Sviatoslav Richter was not a collector in the ordinary sense of the word, but he had an excellent knowledge and great love of painting. He organised displays of work by his favourite artists at his own home. Sometimes it was painters who were not recognised in official circles. For example, he held two exhibi­tions of Dmitri Krasnopevets. And this was not so much recognition of the artist's talent, as support for the young master, because writers, producers and many other figures from the arts were invited to these events. Richter's large collection of pictures consists mainly of gifts from the authors.

In 1978 the Pushkin Museum of Fine Arts held an exhibition entitled “The musician and his encoun­ters in art”. It consisted of portraits of people Richter knew and loved. He compiled the catalogue himself. His captions under the portraits prompted Irakly Andronikov, and others too, to speak of Richter's literary talent. He was a master of the written word, able to sum up a person's character or work in a few revealing strokes.

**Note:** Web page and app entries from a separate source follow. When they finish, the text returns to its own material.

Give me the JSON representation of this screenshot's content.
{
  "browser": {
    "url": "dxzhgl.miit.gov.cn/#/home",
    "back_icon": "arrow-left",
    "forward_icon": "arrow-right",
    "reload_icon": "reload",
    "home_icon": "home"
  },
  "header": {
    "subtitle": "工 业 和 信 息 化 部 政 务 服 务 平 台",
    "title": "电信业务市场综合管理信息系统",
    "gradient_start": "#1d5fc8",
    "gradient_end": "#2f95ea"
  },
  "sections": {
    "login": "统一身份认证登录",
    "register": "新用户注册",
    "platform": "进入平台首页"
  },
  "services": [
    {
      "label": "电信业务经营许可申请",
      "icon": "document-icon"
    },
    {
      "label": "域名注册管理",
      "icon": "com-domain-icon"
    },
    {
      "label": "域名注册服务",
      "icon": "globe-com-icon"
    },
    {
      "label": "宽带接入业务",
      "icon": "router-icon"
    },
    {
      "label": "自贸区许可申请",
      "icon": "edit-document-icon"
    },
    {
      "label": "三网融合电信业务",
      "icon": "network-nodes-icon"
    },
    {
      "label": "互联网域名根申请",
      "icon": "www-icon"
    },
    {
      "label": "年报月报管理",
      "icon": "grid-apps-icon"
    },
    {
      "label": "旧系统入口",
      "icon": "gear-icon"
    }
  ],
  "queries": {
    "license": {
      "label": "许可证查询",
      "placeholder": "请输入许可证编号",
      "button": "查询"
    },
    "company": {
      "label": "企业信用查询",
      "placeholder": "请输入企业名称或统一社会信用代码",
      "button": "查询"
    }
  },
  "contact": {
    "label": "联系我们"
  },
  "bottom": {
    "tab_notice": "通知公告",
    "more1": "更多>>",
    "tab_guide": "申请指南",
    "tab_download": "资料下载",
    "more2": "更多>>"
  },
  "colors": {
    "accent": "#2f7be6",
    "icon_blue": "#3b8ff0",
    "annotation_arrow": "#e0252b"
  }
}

Here is one of his blitz-portraits of Picasso: “I shall never forget this man with the red-hot eyes; he was over eighty, but younger than all of us. He raced up the stairs like a young boy, showing us his divinely untidy rooms and rejoicing at the sight of a plant creeping over the wall. I came away from this visit with a portrait of Frederic Joliot-Curie, a drawing from a superbly precise pen in a firm unfaltering hand”.